> [Task brief]: Look through the entries below. Report each line that has the word "Field" in it.

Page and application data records
%%

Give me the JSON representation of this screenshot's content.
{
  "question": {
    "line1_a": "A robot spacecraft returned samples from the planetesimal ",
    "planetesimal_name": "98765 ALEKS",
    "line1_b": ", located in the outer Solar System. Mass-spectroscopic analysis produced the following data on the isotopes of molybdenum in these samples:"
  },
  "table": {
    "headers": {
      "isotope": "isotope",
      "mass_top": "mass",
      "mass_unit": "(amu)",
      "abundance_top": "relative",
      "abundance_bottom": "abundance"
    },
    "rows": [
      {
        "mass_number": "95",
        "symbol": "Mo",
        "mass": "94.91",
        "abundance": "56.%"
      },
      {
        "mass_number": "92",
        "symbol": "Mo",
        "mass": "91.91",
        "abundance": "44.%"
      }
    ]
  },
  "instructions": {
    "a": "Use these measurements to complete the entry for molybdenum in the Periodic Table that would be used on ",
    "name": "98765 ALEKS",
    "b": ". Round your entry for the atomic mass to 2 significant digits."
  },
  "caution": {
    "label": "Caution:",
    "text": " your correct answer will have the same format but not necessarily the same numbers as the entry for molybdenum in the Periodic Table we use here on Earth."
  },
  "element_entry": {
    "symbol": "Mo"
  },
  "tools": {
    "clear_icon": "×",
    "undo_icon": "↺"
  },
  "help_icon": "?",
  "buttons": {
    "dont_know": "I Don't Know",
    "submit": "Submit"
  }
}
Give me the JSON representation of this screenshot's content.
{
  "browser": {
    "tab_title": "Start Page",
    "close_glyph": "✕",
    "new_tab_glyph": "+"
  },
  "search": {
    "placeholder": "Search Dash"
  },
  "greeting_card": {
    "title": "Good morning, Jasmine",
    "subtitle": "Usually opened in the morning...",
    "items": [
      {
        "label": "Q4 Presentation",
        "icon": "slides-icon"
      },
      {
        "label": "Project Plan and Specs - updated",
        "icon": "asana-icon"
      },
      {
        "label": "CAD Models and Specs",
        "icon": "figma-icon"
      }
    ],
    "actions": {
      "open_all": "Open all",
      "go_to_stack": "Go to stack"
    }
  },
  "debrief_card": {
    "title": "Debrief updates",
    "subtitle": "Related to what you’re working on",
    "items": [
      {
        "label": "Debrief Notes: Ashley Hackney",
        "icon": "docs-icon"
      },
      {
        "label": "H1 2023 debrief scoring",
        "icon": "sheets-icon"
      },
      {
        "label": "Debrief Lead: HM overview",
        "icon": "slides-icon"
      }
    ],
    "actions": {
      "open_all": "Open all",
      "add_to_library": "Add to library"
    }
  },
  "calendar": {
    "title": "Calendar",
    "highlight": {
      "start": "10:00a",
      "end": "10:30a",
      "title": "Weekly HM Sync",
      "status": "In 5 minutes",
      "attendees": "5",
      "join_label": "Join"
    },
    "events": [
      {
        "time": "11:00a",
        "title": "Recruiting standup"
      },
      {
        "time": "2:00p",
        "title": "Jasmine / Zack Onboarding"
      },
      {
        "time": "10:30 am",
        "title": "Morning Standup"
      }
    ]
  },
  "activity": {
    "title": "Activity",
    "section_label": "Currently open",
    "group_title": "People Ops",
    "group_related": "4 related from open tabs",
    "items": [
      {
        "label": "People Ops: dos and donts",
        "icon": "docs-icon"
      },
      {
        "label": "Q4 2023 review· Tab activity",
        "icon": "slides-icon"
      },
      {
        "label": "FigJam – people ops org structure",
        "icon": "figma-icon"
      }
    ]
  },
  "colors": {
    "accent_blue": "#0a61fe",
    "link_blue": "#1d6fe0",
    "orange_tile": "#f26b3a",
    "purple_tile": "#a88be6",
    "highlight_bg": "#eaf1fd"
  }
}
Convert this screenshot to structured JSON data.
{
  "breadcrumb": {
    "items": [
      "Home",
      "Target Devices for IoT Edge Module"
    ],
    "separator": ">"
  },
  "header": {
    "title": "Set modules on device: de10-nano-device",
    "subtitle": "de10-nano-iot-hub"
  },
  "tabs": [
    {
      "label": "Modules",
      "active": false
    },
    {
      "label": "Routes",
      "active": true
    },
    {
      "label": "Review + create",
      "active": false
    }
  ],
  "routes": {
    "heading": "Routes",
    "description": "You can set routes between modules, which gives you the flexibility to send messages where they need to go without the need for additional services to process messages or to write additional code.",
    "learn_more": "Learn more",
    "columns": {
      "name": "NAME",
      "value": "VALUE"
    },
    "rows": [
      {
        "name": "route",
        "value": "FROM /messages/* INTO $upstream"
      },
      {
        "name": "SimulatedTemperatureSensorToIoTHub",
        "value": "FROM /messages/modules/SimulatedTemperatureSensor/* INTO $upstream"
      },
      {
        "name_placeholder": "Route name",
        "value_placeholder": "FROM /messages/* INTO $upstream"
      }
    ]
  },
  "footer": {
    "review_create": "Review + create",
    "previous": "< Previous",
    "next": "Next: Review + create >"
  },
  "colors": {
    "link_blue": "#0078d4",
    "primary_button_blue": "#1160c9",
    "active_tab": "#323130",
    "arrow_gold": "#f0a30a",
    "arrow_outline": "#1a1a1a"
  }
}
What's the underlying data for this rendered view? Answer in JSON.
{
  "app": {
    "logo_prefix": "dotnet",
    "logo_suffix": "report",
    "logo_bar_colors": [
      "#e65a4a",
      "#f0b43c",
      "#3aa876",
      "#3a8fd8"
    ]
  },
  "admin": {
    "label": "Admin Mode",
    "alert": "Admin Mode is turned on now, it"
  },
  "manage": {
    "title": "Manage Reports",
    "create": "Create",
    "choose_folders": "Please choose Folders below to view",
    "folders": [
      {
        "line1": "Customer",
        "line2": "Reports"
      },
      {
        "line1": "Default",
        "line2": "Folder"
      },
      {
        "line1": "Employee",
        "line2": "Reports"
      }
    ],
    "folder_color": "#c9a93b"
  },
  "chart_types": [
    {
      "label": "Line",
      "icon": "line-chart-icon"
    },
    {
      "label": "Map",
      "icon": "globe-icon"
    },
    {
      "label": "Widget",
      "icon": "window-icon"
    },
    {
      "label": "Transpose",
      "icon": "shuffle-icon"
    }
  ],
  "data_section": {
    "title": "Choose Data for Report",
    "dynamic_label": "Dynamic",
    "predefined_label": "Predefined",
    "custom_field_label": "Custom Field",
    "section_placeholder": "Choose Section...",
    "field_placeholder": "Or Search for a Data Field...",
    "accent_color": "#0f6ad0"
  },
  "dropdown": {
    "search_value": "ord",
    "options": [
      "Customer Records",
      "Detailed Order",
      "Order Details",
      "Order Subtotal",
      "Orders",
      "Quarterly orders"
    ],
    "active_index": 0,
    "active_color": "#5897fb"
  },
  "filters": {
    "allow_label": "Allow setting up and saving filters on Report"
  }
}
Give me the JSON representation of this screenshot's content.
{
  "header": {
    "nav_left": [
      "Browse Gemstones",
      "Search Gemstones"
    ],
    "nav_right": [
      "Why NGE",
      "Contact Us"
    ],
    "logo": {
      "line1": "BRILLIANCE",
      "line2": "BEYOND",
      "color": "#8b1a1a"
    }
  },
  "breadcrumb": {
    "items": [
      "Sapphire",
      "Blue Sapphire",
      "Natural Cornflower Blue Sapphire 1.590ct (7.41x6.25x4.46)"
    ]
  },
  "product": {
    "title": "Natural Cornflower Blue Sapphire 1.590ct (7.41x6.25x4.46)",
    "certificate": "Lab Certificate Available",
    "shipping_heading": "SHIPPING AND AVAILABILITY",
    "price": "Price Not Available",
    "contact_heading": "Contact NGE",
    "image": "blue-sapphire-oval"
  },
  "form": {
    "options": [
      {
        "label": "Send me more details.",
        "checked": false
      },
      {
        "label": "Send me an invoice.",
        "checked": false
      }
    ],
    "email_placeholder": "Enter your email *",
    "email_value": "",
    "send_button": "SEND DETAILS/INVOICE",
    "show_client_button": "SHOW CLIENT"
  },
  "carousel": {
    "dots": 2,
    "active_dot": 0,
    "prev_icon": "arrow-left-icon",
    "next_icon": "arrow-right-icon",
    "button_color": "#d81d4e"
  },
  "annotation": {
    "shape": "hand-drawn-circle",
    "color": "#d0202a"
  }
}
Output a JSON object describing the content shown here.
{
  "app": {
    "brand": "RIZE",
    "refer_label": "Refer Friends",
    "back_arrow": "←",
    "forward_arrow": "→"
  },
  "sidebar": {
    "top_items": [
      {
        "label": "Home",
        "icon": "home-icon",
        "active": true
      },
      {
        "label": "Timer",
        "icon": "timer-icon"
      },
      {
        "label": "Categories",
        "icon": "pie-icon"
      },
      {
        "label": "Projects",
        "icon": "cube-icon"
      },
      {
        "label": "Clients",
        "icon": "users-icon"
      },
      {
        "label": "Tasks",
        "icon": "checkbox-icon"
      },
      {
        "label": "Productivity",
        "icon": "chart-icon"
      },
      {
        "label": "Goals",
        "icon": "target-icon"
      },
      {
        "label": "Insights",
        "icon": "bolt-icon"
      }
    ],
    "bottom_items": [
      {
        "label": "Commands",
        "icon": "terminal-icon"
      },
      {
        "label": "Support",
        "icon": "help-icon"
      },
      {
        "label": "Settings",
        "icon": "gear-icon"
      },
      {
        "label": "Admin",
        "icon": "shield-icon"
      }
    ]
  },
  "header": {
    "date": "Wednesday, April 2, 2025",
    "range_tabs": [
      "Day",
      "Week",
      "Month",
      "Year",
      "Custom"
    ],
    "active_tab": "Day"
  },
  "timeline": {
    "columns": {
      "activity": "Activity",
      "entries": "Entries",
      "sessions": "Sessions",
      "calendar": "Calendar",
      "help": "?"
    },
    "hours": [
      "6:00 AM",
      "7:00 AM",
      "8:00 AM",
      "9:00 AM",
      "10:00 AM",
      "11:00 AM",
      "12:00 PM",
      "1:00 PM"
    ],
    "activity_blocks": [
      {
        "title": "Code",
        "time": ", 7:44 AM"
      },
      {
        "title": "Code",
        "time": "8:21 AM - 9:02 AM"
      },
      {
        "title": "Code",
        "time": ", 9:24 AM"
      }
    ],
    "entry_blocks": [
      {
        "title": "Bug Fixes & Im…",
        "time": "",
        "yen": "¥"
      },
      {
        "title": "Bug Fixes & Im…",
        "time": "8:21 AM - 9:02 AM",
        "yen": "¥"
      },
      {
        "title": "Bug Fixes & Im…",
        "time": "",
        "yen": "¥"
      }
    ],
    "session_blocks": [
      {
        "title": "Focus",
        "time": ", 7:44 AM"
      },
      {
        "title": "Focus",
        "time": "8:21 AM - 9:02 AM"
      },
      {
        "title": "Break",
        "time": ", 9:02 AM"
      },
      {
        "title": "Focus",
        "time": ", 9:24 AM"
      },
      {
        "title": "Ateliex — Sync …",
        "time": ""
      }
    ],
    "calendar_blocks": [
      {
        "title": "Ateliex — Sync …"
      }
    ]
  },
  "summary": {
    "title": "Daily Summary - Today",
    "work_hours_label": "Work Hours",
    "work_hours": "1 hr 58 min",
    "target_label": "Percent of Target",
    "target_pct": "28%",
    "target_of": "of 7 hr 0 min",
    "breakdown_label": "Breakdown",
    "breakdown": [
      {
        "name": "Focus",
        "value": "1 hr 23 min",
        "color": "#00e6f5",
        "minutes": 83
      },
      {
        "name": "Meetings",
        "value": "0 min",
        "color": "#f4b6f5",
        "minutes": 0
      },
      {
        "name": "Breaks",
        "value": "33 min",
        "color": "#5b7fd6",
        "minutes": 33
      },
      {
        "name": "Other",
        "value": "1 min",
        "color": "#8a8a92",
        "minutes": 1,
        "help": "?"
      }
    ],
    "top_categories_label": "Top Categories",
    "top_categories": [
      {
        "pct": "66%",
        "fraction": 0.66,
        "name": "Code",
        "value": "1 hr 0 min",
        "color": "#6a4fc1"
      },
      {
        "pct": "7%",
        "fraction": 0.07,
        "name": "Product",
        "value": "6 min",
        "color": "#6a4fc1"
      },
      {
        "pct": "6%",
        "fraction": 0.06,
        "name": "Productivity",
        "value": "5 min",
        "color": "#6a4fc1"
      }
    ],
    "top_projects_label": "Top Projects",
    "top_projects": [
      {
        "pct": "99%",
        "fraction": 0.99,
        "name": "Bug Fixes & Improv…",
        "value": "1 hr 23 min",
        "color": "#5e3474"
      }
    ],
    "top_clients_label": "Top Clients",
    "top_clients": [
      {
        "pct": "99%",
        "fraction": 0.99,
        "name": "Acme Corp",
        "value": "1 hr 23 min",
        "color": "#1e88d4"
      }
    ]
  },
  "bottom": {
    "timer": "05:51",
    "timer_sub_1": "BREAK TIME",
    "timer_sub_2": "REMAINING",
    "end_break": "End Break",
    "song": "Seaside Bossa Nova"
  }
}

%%

> [Exercise answer]:
    "custom_field_label": "Custom Field",
    "field_placeholder": "Or Search for a Data Field...",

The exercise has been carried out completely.